━━━ Provided entries ━━━
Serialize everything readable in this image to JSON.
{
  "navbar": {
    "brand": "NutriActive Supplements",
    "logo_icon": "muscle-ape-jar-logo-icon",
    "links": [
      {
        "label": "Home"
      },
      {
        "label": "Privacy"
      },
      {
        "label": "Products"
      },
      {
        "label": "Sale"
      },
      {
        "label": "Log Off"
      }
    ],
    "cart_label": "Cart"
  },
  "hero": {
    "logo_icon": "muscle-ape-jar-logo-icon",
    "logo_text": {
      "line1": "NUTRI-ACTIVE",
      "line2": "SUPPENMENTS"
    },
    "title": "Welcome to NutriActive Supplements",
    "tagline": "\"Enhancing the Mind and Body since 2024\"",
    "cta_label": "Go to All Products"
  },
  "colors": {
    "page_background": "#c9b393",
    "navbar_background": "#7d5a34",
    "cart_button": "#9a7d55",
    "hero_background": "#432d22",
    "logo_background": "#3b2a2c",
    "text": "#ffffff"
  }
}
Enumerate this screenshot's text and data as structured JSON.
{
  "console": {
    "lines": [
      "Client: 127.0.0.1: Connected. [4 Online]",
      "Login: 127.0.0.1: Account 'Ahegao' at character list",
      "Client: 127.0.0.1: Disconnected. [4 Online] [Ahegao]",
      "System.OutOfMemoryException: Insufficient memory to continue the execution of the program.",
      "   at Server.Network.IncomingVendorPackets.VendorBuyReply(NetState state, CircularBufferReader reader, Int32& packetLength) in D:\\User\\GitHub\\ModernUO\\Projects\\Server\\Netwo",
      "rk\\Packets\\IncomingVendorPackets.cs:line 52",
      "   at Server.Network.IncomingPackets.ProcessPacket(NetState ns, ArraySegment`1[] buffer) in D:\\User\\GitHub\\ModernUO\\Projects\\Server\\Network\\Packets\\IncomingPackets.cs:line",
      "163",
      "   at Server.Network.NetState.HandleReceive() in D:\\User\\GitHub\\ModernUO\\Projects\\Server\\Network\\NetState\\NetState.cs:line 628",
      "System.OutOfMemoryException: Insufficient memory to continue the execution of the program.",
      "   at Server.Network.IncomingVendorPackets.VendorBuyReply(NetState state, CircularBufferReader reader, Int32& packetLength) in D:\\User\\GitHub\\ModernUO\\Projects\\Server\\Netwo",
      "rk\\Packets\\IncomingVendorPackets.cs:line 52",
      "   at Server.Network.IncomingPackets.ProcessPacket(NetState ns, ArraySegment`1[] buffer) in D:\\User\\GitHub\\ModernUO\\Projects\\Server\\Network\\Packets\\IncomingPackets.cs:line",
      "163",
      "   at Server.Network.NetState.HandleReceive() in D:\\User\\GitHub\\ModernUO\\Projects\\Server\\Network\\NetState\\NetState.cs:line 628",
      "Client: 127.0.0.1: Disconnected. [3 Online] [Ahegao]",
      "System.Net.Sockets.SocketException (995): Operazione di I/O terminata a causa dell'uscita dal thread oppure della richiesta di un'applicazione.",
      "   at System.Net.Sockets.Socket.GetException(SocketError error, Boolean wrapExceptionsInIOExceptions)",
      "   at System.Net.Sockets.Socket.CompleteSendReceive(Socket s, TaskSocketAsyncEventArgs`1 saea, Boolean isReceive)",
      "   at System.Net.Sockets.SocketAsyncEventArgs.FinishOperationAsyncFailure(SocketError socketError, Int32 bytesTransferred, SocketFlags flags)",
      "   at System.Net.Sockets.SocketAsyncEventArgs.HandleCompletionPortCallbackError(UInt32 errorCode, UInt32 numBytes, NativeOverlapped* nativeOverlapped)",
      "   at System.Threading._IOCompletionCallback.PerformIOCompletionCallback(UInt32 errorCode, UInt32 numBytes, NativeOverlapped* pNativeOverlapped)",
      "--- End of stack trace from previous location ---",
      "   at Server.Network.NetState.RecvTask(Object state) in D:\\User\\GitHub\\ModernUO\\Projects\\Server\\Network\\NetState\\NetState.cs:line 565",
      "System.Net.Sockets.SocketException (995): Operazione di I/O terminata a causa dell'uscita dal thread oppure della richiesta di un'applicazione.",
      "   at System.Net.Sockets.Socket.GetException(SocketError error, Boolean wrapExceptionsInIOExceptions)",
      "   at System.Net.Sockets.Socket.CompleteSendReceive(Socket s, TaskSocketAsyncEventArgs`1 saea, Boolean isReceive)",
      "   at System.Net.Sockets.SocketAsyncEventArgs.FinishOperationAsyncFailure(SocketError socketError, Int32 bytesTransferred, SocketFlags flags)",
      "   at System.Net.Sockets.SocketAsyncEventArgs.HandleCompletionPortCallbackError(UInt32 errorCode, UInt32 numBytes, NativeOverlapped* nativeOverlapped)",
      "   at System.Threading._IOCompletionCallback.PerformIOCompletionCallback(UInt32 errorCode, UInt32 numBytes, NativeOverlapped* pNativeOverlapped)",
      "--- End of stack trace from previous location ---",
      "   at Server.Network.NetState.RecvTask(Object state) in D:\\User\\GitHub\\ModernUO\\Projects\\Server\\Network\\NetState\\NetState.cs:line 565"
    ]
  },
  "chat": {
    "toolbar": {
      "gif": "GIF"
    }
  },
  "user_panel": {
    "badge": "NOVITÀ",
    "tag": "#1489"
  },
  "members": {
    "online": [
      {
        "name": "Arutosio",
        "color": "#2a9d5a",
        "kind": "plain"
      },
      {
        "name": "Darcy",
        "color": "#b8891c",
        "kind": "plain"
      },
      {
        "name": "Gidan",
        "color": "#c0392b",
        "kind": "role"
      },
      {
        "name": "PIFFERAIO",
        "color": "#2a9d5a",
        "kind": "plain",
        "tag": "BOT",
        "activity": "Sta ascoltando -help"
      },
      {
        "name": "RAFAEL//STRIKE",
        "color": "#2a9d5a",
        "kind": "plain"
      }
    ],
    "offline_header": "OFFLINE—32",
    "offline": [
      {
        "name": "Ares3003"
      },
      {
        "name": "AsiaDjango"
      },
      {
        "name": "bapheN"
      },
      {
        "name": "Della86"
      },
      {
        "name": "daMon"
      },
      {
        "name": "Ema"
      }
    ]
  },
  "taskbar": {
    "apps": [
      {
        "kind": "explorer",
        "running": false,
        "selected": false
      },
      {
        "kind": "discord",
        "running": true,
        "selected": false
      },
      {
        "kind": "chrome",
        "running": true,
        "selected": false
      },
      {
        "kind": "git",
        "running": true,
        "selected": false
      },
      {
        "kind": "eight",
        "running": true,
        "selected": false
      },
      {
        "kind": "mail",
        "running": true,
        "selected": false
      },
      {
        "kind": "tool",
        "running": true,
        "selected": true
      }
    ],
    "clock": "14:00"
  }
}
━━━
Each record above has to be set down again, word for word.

### Answer to the exercise:
Serialize everything readable in this image to JSON.
{
  "navbar": {
    "brand": "NutriActive Supplements",
    "logo_icon": "muscle-ape-jar-logo-icon",
    "links": [
      {
        "label": "Home"
      },
      {
        "label": "Privacy"
      },
      {
        "label": "Products"
      },
      {
        "label": "Sale"
      },
      {
        "label": "Log Off"
      }
    ],
    "cart_label": "Cart"
  },
  "hero": {
    "logo_icon": "muscle-ape-jar-logo-icon",
    "logo_text": {
      "line1": "NUTRI-ACTIVE",
      "line2": "SUPPENMENTS"
    },
    "title": "Welcome to NutriActive Supplements",
    "tagline": "\"Enhancing the Mind and Body since 2024\"",
    "cta_label": "Go to All Products"
  },
  "colors": {
    "page_background": "#c9b393",
    "navbar_background": "#7d5a34",
    "cart_button": "#9a7d55",
    "hero_background": "#432d22",
    "logo_background": "#3b2a2c",
    "text": "#ffffff"
  }
}
Enumerate this screenshot's text and data as structured JSON.
{
  "console": {
    "lines": [
      "Client: 127.0.0.1: Connected. [4 Online]",
      "Login: 127.0.0.1: Account 'Ahegao' at character list",
      "Client: 127.0.0.1: Disconnected. [4 Online] [Ahegao]",
      "System.OutOfMemoryException: Insufficient memory to continue the execution of the program.",
      "   at Server.Network.IncomingVendorPackets.VendorBuyReply(NetState state, CircularBufferReader reader, Int32& packetLength) in D:\\User\\GitHub\\ModernUO\\Projects\\Server\\Netwo",
      "rk\\Packets\\IncomingVendorPackets.cs:line 52",
      "   at Server.Network.IncomingPackets.ProcessPacket(NetState ns, ArraySegment`1[] buffer) in D:\\User\\GitHub\\ModernUO\\Projects\\Server\\Network\\Packets\\IncomingPackets.cs:line",
      "163",
      "   at Server.Network.NetState.HandleReceive() in D:\\User\\GitHub\\ModernUO\\Projects\\Server\\Network\\NetState\\NetState.cs:line 628",
      "System.OutOfMemoryException: Insufficient memory to continue the execution of the program.",
      "   at Server.Network.IncomingVendorPackets.VendorBuyReply(NetState state, CircularBufferReader reader, Int32& packetLength) in D:\\User\\GitHub\\ModernUO\\Projects\\Server\\Netwo",
      "rk\\Packets\\IncomingVendorPackets.cs:line 52",
      "   at Server.Network.IncomingPackets.ProcessPacket(NetState ns, ArraySegment`1[] buffer) in D:\\User\\GitHub\\ModernUO\\Projects\\Server\\Network\\Packets\\IncomingPackets.cs:line",
      "163",
      "   at Server.Network.NetState.HandleReceive() in D:\\User\\GitHub\\ModernUO\\Projects\\Server\\Network\\NetState\\NetState.cs:line 628",
      "Client: 127.0.0.1: Disconnected. [3 Online] [Ahegao]",
      "System.Net.Sockets.SocketException (995): Operazione di I/O terminata a causa dell'uscita dal thread oppure della richiesta di un'applicazione.",
      "   at System.Net.Sockets.Socket.GetException(SocketError error, Boolean wrapExceptionsInIOExceptions)",
      "   at System.Net.Sockets.Socket.CompleteSendReceive(Socket s, TaskSocketAsyncEventArgs`1 saea, Boolean isReceive)",
      "   at System.Net.Sockets.SocketAsyncEventArgs.FinishOperationAsyncFailure(SocketError socketError, Int32 bytesTransferred, SocketFlags flags)",
      "   at System.Net.Sockets.SocketAsyncEventArgs.HandleCompletionPortCallbackError(UInt32 errorCode, UInt32 numBytes, NativeOverlapped* nativeOverlapped)",
      "   at System.Threading._IOCompletionCallback.PerformIOCompletionCallback(UInt32 errorCode, UInt32 numBytes, NativeOverlapped* pNativeOverlapped)",
      "--- End of stack trace from previous location ---",
      "   at Server.Network.NetState.RecvTask(Object state) in D:\\User\\GitHub\\ModernUO\\Projects\\Server\\Network\\NetState\\NetState.cs:line 565",
      "System.Net.Sockets.SocketException (995): Operazione di I/O terminata a causa dell'uscita dal thread oppure della richiesta di un'applicazione.",
      "   at System.Net.Sockets.Socket.GetException(SocketError error, Boolean wrapExceptionsInIOExceptions)",
      "   at System.Net.Sockets.Socket.CompleteSendReceive(Socket s, TaskSocketAsyncEventArgs`1 saea, Boolean isReceive)",
      "   at System.Net.Sockets.SocketAsyncEventArgs.FinishOperationAsyncFailure(SocketError socketError, Int32 bytesTransferred, SocketFlags flags)",
      "   at System.Net.Sockets.SocketAsyncEventArgs.HandleCompletionPortCallbackError(UInt32 errorCode, UInt32 numBytes, NativeOverlapped* nativeOverlapped)",
      "   at System.Threading._IOCompletionCallback.PerformIOCompletionCallback(UInt32 errorCode, UInt32 numBytes, NativeOverlapped* pNativeOverlapped)",
      "--- End of stack trace from previous location ---",
      "   at Server.Network.NetState.RecvTask(Object state) in D:\\User\\GitHub\\ModernUO\\Projects\\Server\\Network\\NetState\\NetState.cs:line 565"
    ]
  },
  "chat": {
    "toolbar": {
      "gif": "GIF"
    }
  },
  "user_panel": {
    "badge": "NOVITÀ",
    "tag": "#1489"
  },
  "members": {
    "online": [
      {
        "name": "Arutosio",
        "color": "#2a9d5a",
        "kind": "plain"
      },
      {
        "name": "Darcy",
        "color": "#b8891c",
        "kind": "plain"
      },
      {
        "name": "Gidan",
        "color": "#c0392b",
        "kind": "role"
      },
      {
        "name": "PIFFERAIO",
        "color": "#2a9d5a",
        "kind": "plain",
        "tag": "BOT",
        "activity": "Sta ascoltando -help"
      },
      {
        "name": "RAFAEL//STRIKE",
        "color": "#2a9d5a",
        "kind": "plain"
      }
    ],
    "offline_header": "OFFLINE—32",
    "offline": [
      {
        "name": "Ares3003"
      },
      {
        "name": "AsiaDjango"
      },
      {
        "name": "bapheN"
      },
      {
        "name": "Della86"
      },
      {
        "name": "daMon"
      },
      {
        "name": "Ema"
      }
    ]
  },
  "taskbar": {
    "apps": [
      {
        "kind": "explorer",
        "running": false,
        "selected": false
      },
      {
        "kind": "discord",
        "running": true,
        "selected": false
      },
      {
        "kind": "chrome",
        "running": true,
        "selected": false
      },
      {
        "kind": "git",
        "running": true,
        "selected": false
      },
      {
        "kind": "eight",
        "running": true,
        "selected": false
      },
      {
        "kind": "mail",
        "running": true,
        "selected": false
      },
      {
        "kind": "tool",
        "running": true,
        "selected": true
      }
    ],
    "clock": "14:00"
  }
}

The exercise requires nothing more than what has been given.